Below are the records; collect from them each line containing the string "with".

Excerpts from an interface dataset
= Beginning of Section =
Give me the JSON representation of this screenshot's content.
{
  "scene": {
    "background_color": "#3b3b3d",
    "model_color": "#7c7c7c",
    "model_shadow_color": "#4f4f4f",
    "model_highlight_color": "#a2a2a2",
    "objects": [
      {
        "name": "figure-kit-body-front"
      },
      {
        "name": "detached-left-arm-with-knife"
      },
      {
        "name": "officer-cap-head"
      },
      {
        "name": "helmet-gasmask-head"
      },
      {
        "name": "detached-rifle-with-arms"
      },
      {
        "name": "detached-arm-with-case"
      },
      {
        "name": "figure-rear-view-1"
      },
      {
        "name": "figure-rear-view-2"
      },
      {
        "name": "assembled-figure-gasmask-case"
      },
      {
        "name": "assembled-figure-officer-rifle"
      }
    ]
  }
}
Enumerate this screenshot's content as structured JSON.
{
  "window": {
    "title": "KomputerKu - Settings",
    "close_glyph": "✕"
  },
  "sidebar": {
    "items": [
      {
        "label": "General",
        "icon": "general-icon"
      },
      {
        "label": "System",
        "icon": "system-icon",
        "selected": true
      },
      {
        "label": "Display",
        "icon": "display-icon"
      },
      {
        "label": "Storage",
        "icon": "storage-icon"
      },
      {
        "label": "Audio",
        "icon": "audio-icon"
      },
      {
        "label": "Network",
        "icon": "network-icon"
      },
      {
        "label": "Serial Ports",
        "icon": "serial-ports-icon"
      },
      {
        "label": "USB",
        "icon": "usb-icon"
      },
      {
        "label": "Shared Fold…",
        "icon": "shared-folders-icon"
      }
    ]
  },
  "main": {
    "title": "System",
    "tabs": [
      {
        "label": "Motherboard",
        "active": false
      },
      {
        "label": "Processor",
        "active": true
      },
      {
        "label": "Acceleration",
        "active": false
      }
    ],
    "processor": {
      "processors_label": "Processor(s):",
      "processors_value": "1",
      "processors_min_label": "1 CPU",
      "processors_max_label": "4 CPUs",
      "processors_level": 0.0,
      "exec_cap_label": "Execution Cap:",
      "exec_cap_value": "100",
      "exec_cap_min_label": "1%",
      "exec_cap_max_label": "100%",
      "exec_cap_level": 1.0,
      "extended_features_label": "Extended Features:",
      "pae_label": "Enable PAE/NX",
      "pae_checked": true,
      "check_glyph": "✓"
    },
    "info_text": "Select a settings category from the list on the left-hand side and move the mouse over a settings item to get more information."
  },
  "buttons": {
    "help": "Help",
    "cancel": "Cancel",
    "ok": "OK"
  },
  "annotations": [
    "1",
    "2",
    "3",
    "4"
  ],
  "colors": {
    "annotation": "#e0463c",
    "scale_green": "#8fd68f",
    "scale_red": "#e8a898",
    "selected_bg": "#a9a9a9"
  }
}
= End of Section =
_Result for this exercise:_
        "name": "detached-left-arm-with-knife"
        "name": "detached-rifle-with-arms"
        "name": "detached-arm-with-case"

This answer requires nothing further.